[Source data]
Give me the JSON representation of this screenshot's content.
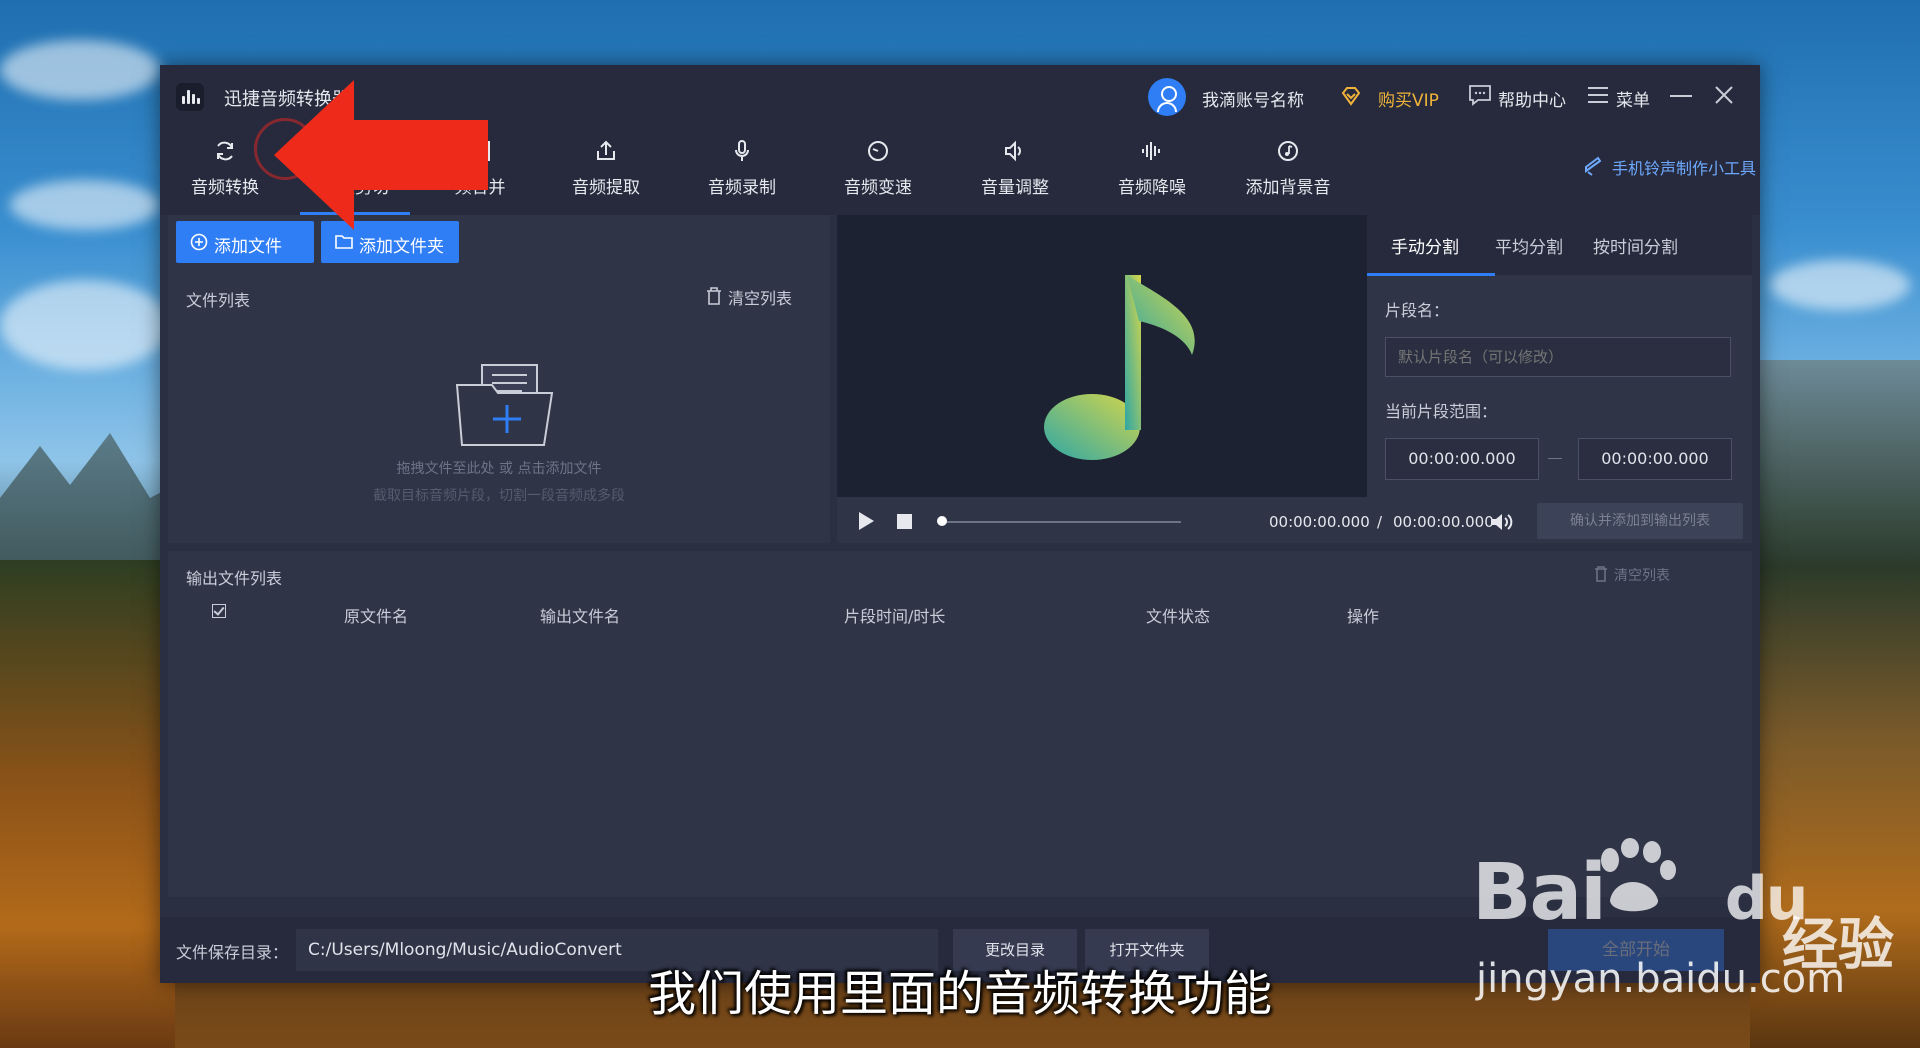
{
  "app": {
    "title": "迅捷音频转换器",
    "user_name": "我滴账号名称",
    "buy_vip": "购买VIP",
    "help_center": "帮助中心",
    "menu": "菜单"
  },
  "toolbar": {
    "items": [
      {
        "label": "音频转换",
        "icon": "convert-icon"
      },
      {
        "label": "音频剪切",
        "icon": "scissors-icon"
      },
      {
        "label": "频合并",
        "icon": "merge-icon"
      },
      {
        "label": "音频提取",
        "icon": "extract-icon"
      },
      {
        "label": "音频录制",
        "icon": "microphone-icon"
      },
      {
        "label": "音频变速",
        "icon": "speed-icon"
      },
      {
        "label": "音量调整",
        "icon": "volume-adjust-icon"
      },
      {
        "label": "音频降噪",
        "icon": "denoise-icon"
      },
      {
        "label": "添加背景音",
        "icon": "bg-music-icon"
      }
    ],
    "ringtone_tool": "手机铃声制作小工具"
  },
  "file_panel": {
    "add_file": "添加文件",
    "add_folder": "添加文件夹",
    "list_label": "文件列表",
    "clear_list": "清空列表",
    "drop_hint": "拖拽文件至此处 或 点击添加文件",
    "drop_hint_sub": "截取目标音频片段，切割一段音频成多段"
  },
  "split_panel": {
    "tabs": [
      "手动分割",
      "平均分割",
      "按时间分割"
    ],
    "segment_name_label": "片段名：",
    "segment_name_placeholder": "默认片段名（可以修改）",
    "segment_range_label": "当前片段范围：",
    "range_start": "00:00:00.000",
    "range_end": "00:00:00.000",
    "current_time": "00:00:00.000",
    "time_separator": "/",
    "total_time": "00:00:00.000",
    "confirm_button": "确认并添加到输出列表"
  },
  "output_panel": {
    "label": "输出文件列表",
    "clear_list": "清空列表",
    "columns": [
      "原文件名",
      "输出文件名",
      "片段时间/时长",
      "文件状态",
      "操作"
    ]
  },
  "statusbar": {
    "save_dir_label": "文件保存目录：",
    "save_dir_value": "C:/Users/Mloong/Music/AudioConvert",
    "change_dir": "更改目录",
    "open_folder": "打开文件夹",
    "start_button": "全部开始"
  },
  "overlay": {
    "subtitle": "我们使用里面的音频转换功能",
    "watermark_brand": "Bai",
    "watermark_du": "du",
    "watermark_sub": "经验",
    "watermark_url": "jingyan.baidu.com"
  },
  "colors": {
    "accent": "#2f7ef5",
    "vip": "#f0b33a",
    "arrow": "#ee2a1b"
  }
}
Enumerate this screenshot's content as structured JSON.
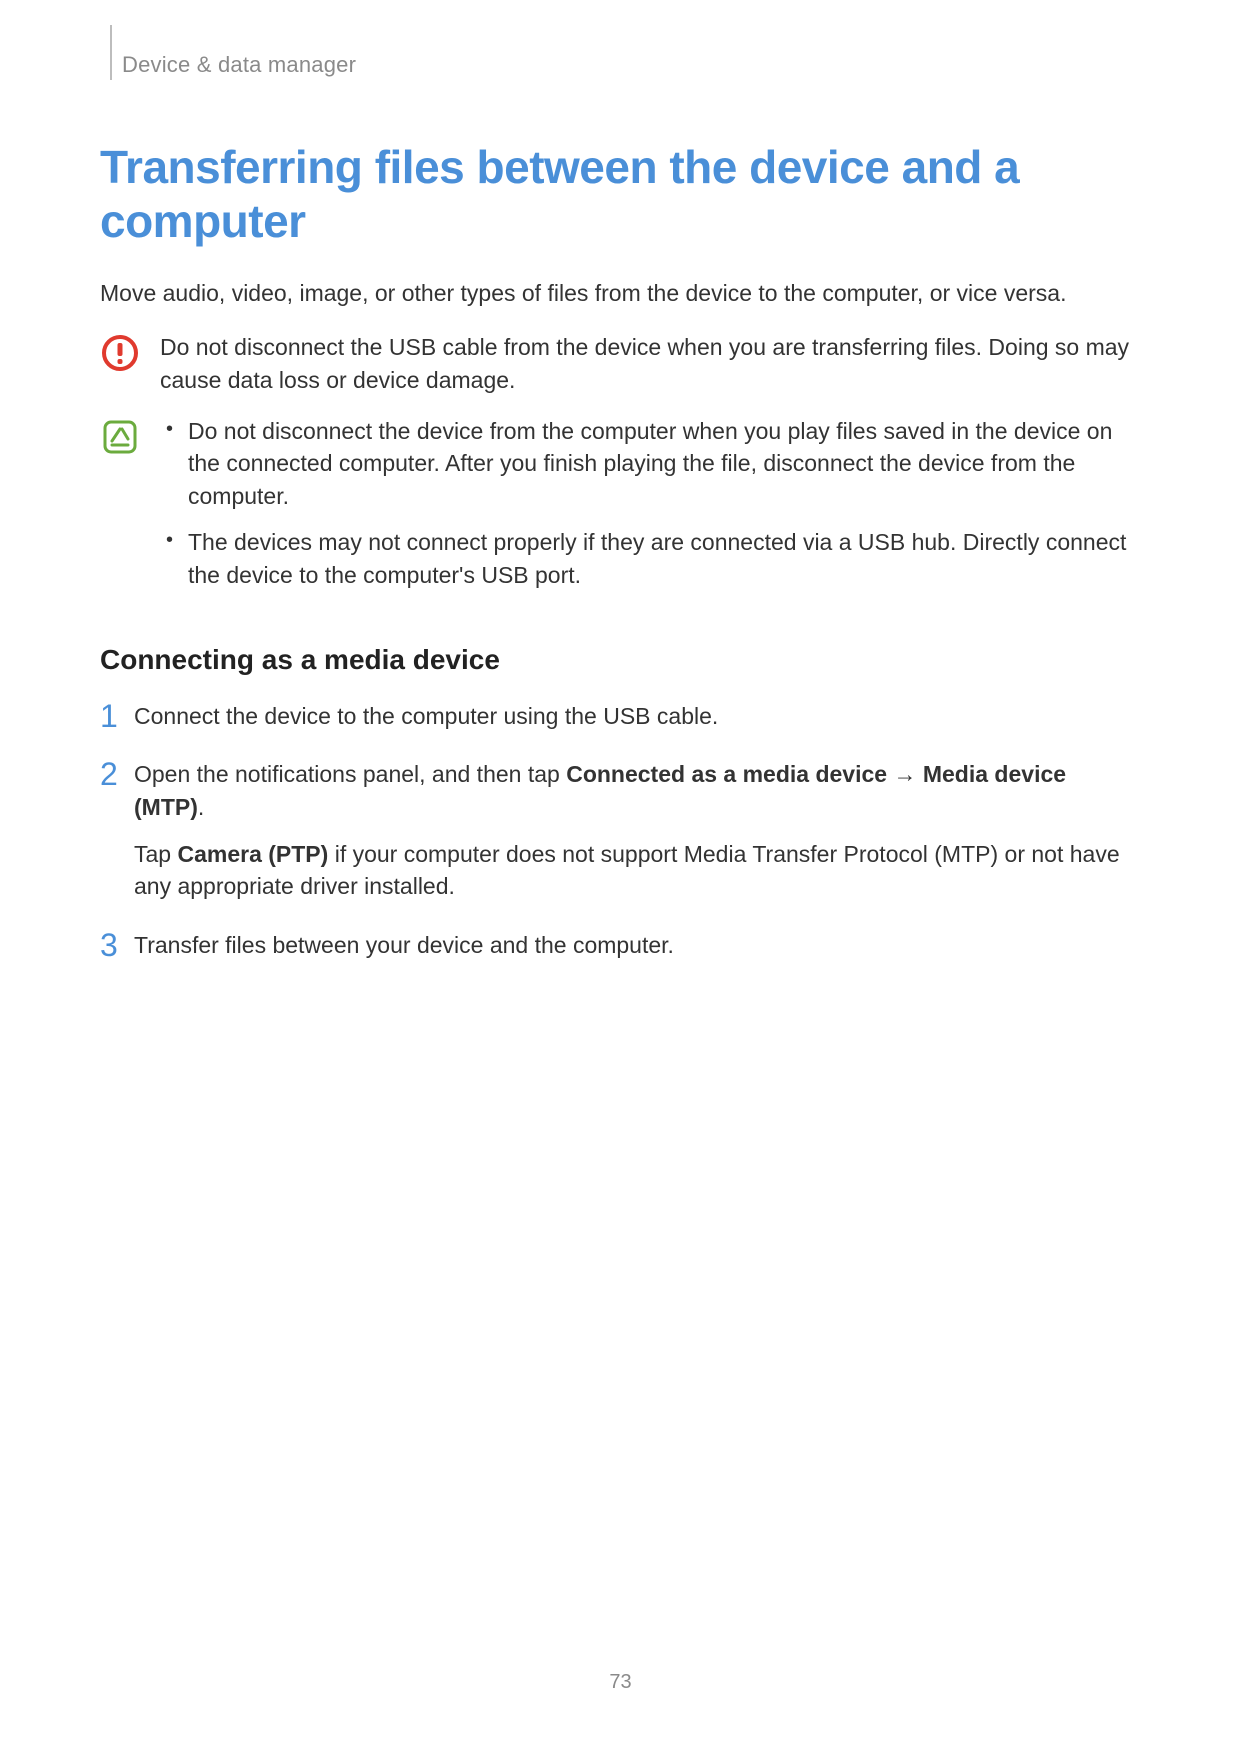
{
  "header": {
    "breadcrumb": "Device & data manager"
  },
  "title": "Transferring files between the device and a computer",
  "intro": "Move audio, video, image, or other types of files from the device to the computer, or vice versa.",
  "caution": {
    "icon": "caution-icon",
    "text": "Do not disconnect the USB cable from the device when you are transferring files. Doing so may cause data loss or device damage."
  },
  "note": {
    "icon": "note-icon",
    "bullets": [
      "Do not disconnect the device from the computer when you play files saved in the device on the connected computer. After you finish playing the file, disconnect the device from the computer.",
      "The devices may not connect properly if they are connected via a USB hub. Directly connect the device to the computer's USB port."
    ]
  },
  "subheading": "Connecting as a media device",
  "steps": [
    {
      "num": "1",
      "paragraphs": [
        {
          "runs": [
            {
              "text": "Connect the device to the computer using the USB cable."
            }
          ]
        }
      ]
    },
    {
      "num": "2",
      "paragraphs": [
        {
          "runs": [
            {
              "text": "Open the notifications panel, and then tap "
            },
            {
              "text": "Connected as a media device",
              "bold": true
            },
            {
              "text": " → ",
              "arrow": true
            },
            {
              "text": "Media device (MTP)",
              "bold": true
            },
            {
              "text": "."
            }
          ]
        },
        {
          "runs": [
            {
              "text": "Tap "
            },
            {
              "text": "Camera (PTP)",
              "bold": true
            },
            {
              "text": " if your computer does not support Media Transfer Protocol (MTP) or not have any appropriate driver installed."
            }
          ]
        }
      ]
    },
    {
      "num": "3",
      "paragraphs": [
        {
          "runs": [
            {
              "text": "Transfer files between your device and the computer."
            }
          ]
        }
      ]
    }
  ],
  "page_number": "73"
}
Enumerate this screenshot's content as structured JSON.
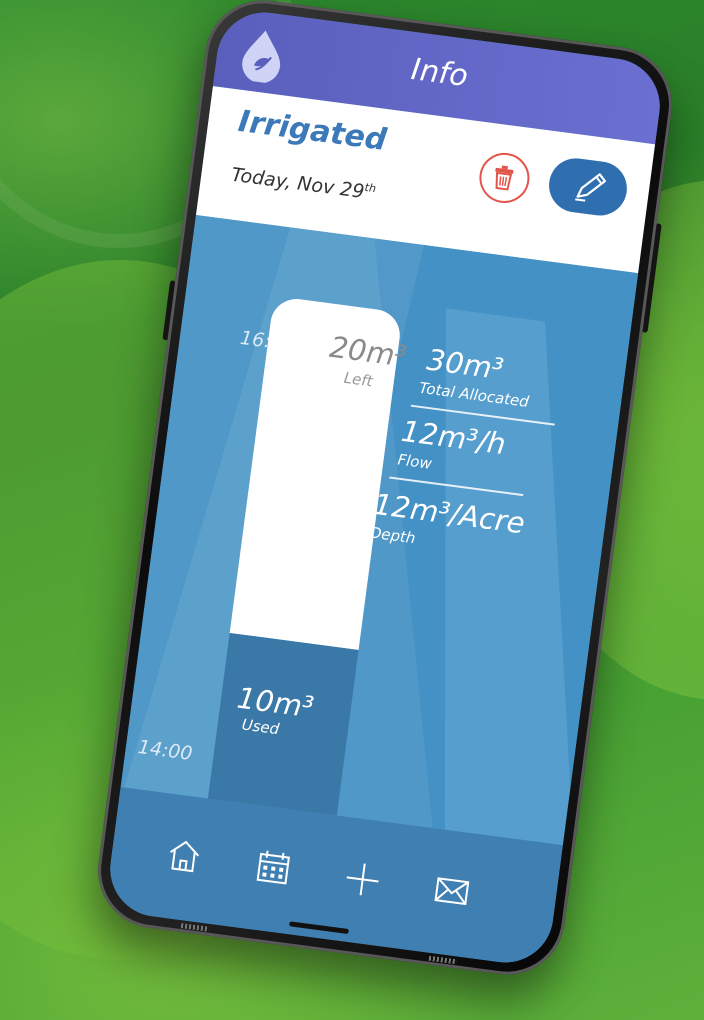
{
  "app_bar": {
    "title": "Info"
  },
  "header": {
    "status": "Irrigated",
    "date_main": "Today, Nov 29",
    "date_suffix": "th"
  },
  "chart": {
    "time_top": "16:00",
    "time_bottom": "14:00",
    "left": {
      "value": "20m³",
      "label": "Left"
    },
    "used": {
      "value": "10m³",
      "label": "Used"
    },
    "total": {
      "value": "30m³",
      "label": "Total Allocated"
    },
    "flow": {
      "value": "12m³/h",
      "label": "Flow"
    },
    "depth": {
      "value": "12m³/Acre",
      "label": "Depth"
    },
    "used_fraction": 0.3333
  },
  "nav": {
    "items": [
      {
        "icon": "home-icon"
      },
      {
        "icon": "calendar-icon"
      },
      {
        "icon": "plus-icon"
      },
      {
        "icon": "mail-icon"
      }
    ]
  },
  "colors": {
    "app_bar": "#6b6fd0",
    "status_text": "#3c79b8",
    "trash": "#e2554a",
    "edit": "#2f6fb0",
    "content_bg": "#4f98c8",
    "used_bar": "#3a78a8",
    "nav_bg": "#3f7fb2"
  }
}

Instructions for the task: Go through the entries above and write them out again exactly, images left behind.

Response to the exercise:
Give me the JSON representation of this screenshot's content.
{
  "app": {
    "title": "迅捷音频转换器",
    "user_name": "我滴账号名称",
    "buy_vip": "购买VIP",
    "help_center": "帮助中心",
    "menu": "菜单"
  },
  "toolbar": {
    "items": [
      {
        "label": "音频转换",
        "icon": "convert-icon"
      },
      {
        "label": "音频剪切",
        "icon": "scissors-icon"
      },
      {
        "label": "频合并",
        "icon": "merge-icon"
      },
      {
        "label": "音频提取",
        "icon": "extract-icon"
      },
      {
        "label": "音频录制",
        "icon": "microphone-icon"
      },
      {
        "label": "音频变速",
        "icon": "speed-icon"
      },
      {
        "label": "音量调整",
        "icon": "volume-adjust-icon"
      },
      {
        "label": "音频降噪",
        "icon": "denoise-icon"
      },
      {
        "label": "添加背景音",
        "icon": "bg-music-icon"
      }
    ],
    "ringtone_tool": "手机铃声制作小工具"
  },
  "file_panel": {
    "add_file": "添加文件",
    "add_folder": "添加文件夹",
    "list_label": "文件列表",
    "clear_list": "清空列表",
    "drop_hint": "拖拽文件至此处 或 点击添加文件",
    "drop_hint_sub": "截取目标音频片段，切割一段音频成多段"
  },
  "split_panel": {
    "tabs": [
      "手动分割",
      "平均分割",
      "按时间分割"
    ],
    "segment_name_label": "片段名：",
    "segment_name_placeholder": "默认片段名（可以修改）",
    "segment_range_label": "当前片段范围：",
    "range_start": "00:00:00.000",
    "range_end": "00:00:00.000",
    "current_time": "00:00:00.000",
    "time_separator": "/",
    "total_time": "00:00:00.000",
    "confirm_button": "确认并添加到输出列表"
  },
  "output_panel": {
    "label": "输出文件列表",
    "clear_list": "清空列表",
    "columns": [
      "原文件名",
      "输出文件名",
      "片段时间/时长",
      "文件状态",
      "操作"
    ]
  },
  "statusbar": {
    "save_dir_label": "文件保存目录：",
    "save_dir_value": "C:/Users/Mloong/Music/AudioConvert",
    "change_dir": "更改目录",
    "open_folder": "打开文件夹",
    "start_button": "全部开始"
  },
  "overlay": {
    "subtitle": "我们使用里面的音频转换功能",
    "watermark_brand": "Bai",
    "watermark_du": "du",
    "watermark_sub": "经验",
    "watermark_url": "jingyan.baidu.com"
  },
  "colors": {
    "accent": "#2f7ef5",
    "vip": "#f0b33a",
    "arrow": "#ee2a1b"
  }
}
Enumerate this screenshot's content as structured JSON.
{
  "header": {
    "breadcrumb": "Device & data manager"
  },
  "title": "Transferring files between the device and a computer",
  "intro": "Move audio, video, image, or other types of files from the device to the computer, or vice versa.",
  "caution": {
    "icon": "caution-icon",
    "text": "Do not disconnect the USB cable from the device when you are transferring files. Doing so may cause data loss or device damage."
  },
  "note": {
    "icon": "note-icon",
    "bullets": [
      "Do not disconnect the device from the computer when you play files saved in the device on the connected computer. After you finish playing the file, disconnect the device from the computer.",
      "The devices may not connect properly if they are connected via a USB hub. Directly connect the device to the computer's USB port."
    ]
  },
  "subheading": "Connecting as a media device",
  "steps": [
    {
      "num": "1",
      "paragraphs": [
        {
          "runs": [
            {
              "text": "Connect the device to the computer using the USB cable."
            }
          ]
        }
      ]
    },
    {
      "num": "2",
      "paragraphs": [
        {
          "runs": [
            {
              "text": "Open the notifications panel, and then tap "
            },
            {
              "text": "Connected as a media device",
              "bold": true
            },
            {
              "text": " → ",
              "arrow": true
            },
            {
              "text": "Media device (MTP)",
              "bold": true
            },
            {
              "text": "."
            }
          ]
        },
        {
          "runs": [
            {
              "text": "Tap "
            },
            {
              "text": "Camera (PTP)",
              "bold": true
            },
            {
              "text": " if your computer does not support Media Transfer Protocol (MTP) or not have any appropriate driver installed."
            }
          ]
        }
      ]
    },
    {
      "num": "3",
      "paragraphs": [
        {
          "runs": [
            {
              "text": "Transfer files between your device and the computer."
            }
          ]
        }
      ]
    }
  ],
  "page_number": "73"
}
Enumerate this screenshot's content as structured JSON.
{
  "app_bar": {
    "title": "Info"
  },
  "header": {
    "status": "Irrigated",
    "date_main": "Today, Nov 29",
    "date_suffix": "th"
  },
  "chart": {
    "time_top": "16:00",
    "time_bottom": "14:00",
    "left": {
      "value": "20m³",
      "label": "Left"
    },
    "used": {
      "value": "10m³",
      "label": "Used"
    },
    "total": {
      "value": "30m³",
      "label": "Total Allocated"
    },
    "flow": {
      "value": "12m³/h",
      "label": "Flow"
    },
    "depth": {
      "value": "12m³/Acre",
      "label": "Depth"
    },
    "used_fraction": 0.3333
  },
  "nav": {
    "items": [
      {
        "icon": "home-icon"
      },
      {
        "icon": "calendar-icon"
      },
      {
        "icon": "plus-icon"
      },
      {
        "icon": "mail-icon"
      }
    ]
  },
  "colors": {
    "app_bar": "#6b6fd0",
    "status_text": "#3c79b8",
    "trash": "#e2554a",
    "edit": "#2f6fb0",
    "content_bg": "#4f98c8",
    "used_bar": "#3a78a8",
    "nav_bg": "#3f7fb2"
  }
}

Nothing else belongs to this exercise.